European Commission president Ursula von der Leyen told a Brussels press conference on Thursday: “It was a long and winding road but we have got a good deal to show for it.
“It is fair, it is a balanced deal and it is the right and responsible thing to do for both sides.”
Boris Johnson simply tweeted: “The deal is done.”
EU chief negotiator Michel Barnier, meanwhile, summed up the relief at the end of four-and-a-half years of talks since the UK voted to leave the EU in June 2016, confirming: “The clock is no longer ticking.”
But he added: “Today is a day of relief tempered by some sadness as we compare what came before with what lies ahead.”
The historic agreement comes after marathon final negotiations went through the night on December 23, fuelled by delivery pizzas, and well into Christmas Eve as the clock ticked down towards the December 31 deadline, when current trading arrangements expire.
Reports suggest that as well as the talks in the room involving UK chief negotiator Lord Frost, Barnier and von der Leyen’s aide Stephanie Riso, a series of phone calls between Johnson and the European Commission president helped seal the deal.
Von der Leyen appeared to rebuke Johnson’s repeated trumpeting of “sovereignty” during the negotiations, suggesting countries are better off “pooling our strength”.
“We should cut through the soundbites and ask ourselves what sovereignty actually means in the 21st century,” she said.
“It is about pooling our strength and speaking together in a world full of great powers.
“In a time of crisis, it is about pulling each other up instead of trying to get back to your feet alone.”
But she finished her opening remarks on an emotional note, saying “parting is such sweet sorrow”.
The deal means the UK has agreed terms for its £668bn trading relationship with the EU from January 1, after the end of the Brexit transition period during which the country has continued following Brussels rules.
There will continue to be no tariffs or quotas on trade between the UK and EU.
But the UK will leave the European single market and customs union, which have allowed seamless trade for decades, with new barriers including customs controls and checks imposed on British firms trading with the EU.
It means the UK has avoided the potential disaster of a no-deal Brexit.
But the independent Office for Budget Responsibility (OBR) has forecast that, even with this kind of trade deal, there will be a 4% long-term hit to the economy and a delay to the UK’s recovery from Covid.
The die was cast on this form of hard Brexit when Johnson was elected Tory leader and PM, winning an 80-seat majority on a promise to negotiate a loose “Canada-style” trade agreement that would untether the UK from EU law.
Despite avoiding no deal, there is still the potential for disruption from January 1 as businesses and the government adapt to new customs controls that could slow down movement through ports.
The agreement was found after the UK and EU reached compromises on the sticking points that have plagued the talks – the so-called level playing field for standards in areas like workers rights and the environment, and fishing rights.
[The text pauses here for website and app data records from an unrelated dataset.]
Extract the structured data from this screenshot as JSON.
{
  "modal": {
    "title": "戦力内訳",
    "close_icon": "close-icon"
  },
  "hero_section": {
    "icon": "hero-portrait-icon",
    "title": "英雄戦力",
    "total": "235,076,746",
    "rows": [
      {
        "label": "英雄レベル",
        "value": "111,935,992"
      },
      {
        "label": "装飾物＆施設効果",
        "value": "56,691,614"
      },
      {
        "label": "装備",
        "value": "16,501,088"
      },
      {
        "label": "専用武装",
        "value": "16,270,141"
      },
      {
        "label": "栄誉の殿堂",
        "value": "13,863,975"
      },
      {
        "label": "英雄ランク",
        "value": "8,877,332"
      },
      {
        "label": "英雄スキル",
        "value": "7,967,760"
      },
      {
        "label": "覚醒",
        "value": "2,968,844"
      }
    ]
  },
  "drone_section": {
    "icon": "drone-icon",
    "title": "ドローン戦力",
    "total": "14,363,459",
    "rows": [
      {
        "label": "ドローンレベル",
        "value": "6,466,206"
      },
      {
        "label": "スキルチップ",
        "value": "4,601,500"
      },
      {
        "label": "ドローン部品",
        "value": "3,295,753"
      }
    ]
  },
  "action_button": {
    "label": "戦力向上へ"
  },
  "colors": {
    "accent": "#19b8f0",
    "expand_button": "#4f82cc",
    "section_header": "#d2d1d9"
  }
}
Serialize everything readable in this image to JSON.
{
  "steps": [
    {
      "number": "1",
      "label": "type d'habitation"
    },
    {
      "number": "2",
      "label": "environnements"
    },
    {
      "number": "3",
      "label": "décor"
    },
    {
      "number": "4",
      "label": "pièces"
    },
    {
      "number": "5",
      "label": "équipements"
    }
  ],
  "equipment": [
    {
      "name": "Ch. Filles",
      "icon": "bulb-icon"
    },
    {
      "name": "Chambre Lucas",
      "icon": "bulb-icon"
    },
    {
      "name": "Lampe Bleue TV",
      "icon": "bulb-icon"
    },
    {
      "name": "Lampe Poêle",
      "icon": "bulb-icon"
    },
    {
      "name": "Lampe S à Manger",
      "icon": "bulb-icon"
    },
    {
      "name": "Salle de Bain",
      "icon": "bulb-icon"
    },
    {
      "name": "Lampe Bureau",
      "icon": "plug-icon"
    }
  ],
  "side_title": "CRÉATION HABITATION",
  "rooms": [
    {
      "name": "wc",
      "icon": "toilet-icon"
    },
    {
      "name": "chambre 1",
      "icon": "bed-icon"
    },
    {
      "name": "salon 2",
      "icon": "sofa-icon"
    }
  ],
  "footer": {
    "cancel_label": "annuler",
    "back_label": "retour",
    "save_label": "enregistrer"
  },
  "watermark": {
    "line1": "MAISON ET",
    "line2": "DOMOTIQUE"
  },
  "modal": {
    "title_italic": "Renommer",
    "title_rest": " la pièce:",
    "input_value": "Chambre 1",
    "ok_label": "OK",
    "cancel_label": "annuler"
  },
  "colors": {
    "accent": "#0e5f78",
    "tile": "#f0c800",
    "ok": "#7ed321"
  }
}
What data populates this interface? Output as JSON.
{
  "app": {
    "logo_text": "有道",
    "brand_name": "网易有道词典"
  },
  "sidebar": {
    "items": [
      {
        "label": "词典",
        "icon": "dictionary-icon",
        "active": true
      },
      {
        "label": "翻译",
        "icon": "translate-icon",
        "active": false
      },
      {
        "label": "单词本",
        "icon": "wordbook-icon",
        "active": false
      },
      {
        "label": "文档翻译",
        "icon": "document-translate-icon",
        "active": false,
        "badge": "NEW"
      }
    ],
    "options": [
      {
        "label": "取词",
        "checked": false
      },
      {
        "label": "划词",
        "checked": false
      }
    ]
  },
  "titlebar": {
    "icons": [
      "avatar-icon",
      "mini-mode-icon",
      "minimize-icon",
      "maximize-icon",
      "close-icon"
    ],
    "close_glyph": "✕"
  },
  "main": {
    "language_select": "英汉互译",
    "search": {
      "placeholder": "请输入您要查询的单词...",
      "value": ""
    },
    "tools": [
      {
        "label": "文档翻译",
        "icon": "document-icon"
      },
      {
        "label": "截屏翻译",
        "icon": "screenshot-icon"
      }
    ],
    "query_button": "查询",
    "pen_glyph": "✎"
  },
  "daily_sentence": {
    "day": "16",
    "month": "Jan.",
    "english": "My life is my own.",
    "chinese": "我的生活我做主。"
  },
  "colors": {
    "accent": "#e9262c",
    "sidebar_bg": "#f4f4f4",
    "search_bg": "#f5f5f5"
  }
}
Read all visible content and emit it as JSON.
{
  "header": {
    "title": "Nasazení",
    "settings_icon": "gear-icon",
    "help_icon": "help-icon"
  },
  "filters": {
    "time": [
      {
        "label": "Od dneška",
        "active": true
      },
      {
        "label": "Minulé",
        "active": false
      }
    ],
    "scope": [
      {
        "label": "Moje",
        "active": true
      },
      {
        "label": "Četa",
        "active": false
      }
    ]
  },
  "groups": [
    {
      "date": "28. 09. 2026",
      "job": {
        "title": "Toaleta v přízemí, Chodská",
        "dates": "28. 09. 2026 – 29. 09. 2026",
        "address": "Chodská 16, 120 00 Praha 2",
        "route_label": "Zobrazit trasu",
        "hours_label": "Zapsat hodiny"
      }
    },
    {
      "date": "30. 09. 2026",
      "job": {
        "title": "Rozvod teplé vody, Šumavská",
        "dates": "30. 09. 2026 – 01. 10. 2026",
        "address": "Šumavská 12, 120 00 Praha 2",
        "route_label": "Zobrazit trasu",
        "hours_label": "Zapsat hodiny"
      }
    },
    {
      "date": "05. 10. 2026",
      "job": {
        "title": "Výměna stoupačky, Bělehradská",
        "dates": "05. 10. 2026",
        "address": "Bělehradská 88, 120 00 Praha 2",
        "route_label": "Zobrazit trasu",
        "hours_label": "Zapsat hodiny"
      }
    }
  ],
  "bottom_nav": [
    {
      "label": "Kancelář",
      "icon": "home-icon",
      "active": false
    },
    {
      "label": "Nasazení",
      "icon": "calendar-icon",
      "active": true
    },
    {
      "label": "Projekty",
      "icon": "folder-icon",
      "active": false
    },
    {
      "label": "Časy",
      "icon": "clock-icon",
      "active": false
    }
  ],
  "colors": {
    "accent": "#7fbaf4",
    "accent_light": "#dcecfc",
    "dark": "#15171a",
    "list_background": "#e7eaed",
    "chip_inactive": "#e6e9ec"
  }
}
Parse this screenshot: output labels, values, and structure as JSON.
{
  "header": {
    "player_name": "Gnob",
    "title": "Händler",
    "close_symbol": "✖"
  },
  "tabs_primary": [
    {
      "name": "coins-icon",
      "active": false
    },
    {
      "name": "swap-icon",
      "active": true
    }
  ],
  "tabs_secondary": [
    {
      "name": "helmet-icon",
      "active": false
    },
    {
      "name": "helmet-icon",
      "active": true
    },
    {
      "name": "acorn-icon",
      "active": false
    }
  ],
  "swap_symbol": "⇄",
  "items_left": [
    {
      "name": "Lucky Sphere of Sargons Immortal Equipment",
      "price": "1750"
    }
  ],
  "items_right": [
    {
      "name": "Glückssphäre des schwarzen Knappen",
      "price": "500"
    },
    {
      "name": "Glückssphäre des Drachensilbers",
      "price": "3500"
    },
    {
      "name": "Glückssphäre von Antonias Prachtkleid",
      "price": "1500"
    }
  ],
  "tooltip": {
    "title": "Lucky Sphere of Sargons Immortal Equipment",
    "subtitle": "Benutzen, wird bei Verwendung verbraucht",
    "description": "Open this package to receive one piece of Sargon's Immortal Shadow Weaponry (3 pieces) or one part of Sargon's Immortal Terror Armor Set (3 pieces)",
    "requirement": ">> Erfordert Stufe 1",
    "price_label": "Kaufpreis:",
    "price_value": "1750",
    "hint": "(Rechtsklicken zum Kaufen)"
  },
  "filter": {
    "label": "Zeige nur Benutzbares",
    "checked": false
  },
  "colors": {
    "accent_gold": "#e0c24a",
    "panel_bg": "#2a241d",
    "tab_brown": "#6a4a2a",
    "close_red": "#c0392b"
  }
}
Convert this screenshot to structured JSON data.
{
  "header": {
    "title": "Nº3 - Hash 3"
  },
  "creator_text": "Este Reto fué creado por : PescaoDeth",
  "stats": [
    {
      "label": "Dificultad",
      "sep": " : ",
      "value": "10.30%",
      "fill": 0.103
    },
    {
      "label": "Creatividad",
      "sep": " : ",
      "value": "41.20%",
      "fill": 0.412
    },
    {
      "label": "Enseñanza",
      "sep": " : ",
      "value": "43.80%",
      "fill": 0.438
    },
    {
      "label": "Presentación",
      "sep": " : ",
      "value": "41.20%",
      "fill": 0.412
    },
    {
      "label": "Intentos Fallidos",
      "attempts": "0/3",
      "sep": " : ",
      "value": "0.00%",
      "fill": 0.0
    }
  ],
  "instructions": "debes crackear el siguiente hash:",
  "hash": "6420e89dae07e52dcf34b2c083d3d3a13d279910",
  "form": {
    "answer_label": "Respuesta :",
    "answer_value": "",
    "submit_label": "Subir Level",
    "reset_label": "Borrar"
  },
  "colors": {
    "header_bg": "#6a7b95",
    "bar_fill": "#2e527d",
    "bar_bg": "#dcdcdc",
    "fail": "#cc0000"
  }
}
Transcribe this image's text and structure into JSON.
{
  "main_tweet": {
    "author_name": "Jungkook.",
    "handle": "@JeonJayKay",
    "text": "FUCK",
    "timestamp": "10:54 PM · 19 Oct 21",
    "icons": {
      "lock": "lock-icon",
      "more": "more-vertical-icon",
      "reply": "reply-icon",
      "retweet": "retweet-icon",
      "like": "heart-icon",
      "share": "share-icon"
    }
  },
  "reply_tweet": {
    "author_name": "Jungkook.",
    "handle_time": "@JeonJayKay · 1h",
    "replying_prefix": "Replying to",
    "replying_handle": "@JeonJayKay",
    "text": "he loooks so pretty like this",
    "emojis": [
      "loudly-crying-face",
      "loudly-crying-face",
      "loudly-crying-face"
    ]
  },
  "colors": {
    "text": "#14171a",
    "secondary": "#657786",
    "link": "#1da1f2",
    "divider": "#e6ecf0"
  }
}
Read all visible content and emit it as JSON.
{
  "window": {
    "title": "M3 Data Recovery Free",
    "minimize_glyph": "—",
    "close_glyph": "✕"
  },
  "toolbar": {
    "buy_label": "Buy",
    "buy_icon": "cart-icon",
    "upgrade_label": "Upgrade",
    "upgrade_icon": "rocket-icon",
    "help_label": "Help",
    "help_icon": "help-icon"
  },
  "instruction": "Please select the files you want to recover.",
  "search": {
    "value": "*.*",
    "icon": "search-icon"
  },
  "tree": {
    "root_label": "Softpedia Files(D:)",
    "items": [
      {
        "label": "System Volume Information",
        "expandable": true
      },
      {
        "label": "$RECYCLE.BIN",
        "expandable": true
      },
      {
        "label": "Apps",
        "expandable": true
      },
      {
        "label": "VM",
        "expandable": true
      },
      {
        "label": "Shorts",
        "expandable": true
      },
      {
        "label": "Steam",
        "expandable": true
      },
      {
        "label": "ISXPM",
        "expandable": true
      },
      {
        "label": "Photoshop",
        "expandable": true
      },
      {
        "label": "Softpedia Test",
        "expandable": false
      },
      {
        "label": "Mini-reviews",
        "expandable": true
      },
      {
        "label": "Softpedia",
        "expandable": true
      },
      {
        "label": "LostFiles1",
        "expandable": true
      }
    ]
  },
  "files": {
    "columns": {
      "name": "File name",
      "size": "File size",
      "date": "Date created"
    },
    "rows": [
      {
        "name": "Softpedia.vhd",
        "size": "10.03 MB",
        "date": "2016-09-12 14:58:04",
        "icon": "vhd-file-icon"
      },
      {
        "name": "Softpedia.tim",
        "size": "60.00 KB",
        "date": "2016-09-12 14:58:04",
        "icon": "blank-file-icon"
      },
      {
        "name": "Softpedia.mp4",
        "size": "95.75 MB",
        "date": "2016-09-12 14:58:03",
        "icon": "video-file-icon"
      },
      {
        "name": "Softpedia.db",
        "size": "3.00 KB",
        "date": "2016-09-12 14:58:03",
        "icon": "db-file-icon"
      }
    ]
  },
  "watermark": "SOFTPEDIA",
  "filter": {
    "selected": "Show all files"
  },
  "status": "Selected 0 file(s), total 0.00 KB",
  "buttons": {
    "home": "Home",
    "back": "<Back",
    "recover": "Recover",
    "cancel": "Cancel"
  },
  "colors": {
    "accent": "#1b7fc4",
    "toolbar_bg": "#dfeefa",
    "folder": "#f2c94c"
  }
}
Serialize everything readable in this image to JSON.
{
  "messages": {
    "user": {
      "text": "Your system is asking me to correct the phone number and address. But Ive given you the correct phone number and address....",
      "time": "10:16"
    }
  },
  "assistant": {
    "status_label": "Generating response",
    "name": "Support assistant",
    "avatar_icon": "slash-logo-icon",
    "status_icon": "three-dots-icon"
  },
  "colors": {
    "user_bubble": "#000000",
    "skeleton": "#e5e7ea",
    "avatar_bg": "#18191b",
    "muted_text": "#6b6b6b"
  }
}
At a Downing Street press conference, Johnson said the UK and EU had found an agreement on the level playing field that will allow, subject to arbitration, both sides to impose tariffs on the other, if the other maintains lower standards in areas like workers’ rights or the environment that are judged to amount to unfair competition.
The move will be seen as a concession by the UK, but also a watering down of Brussels’ initial demands to be able to unilaterally impose “lightning” tariffs on its partner over lower standards.
Johnson also said the UK had compromised on fishing rights by agreeing to a five-and-a-half-year transition period.
He said the EU had initially demanded a 14-year transition, while the UK had wanted three.
In comments that risked a backlash from fishing communities, the PM also revealed that the UK would not initially be allowed to catch all the fish in its waters under the terms of the deal, revealing the share would rise “substantially from roughly half today to closer to two-thirds” over the transition.
Frost claimed the deal “restored Britain’s sovereignty in full”, as Barnier revealed that the UK had chosen not to continue taking part in the Erasmus student exchange programme.
It comes after Johnson himself repeatedly claimed that no deal was the most likely outcome, and after he missed several of his own deadlines for agreement.
Parliament is expected to be recalled next week to pass the agreement.
All eyes will be on the size of any rebellion from hardcore Tory Brexiteers in factions like the European Research Group (ERG), which is recconvening its so-called “star chamber” of legal experts to examine the 2,000 or so pages of text.
But the deal is expected to pass, with Labour signalling for weeks it is likely to back it or, if not, to abstain.
A deal will also have to be backed by the EU’s 27 member states, with ambassadors preparing to meet “during the Christmas period” to consider the deal.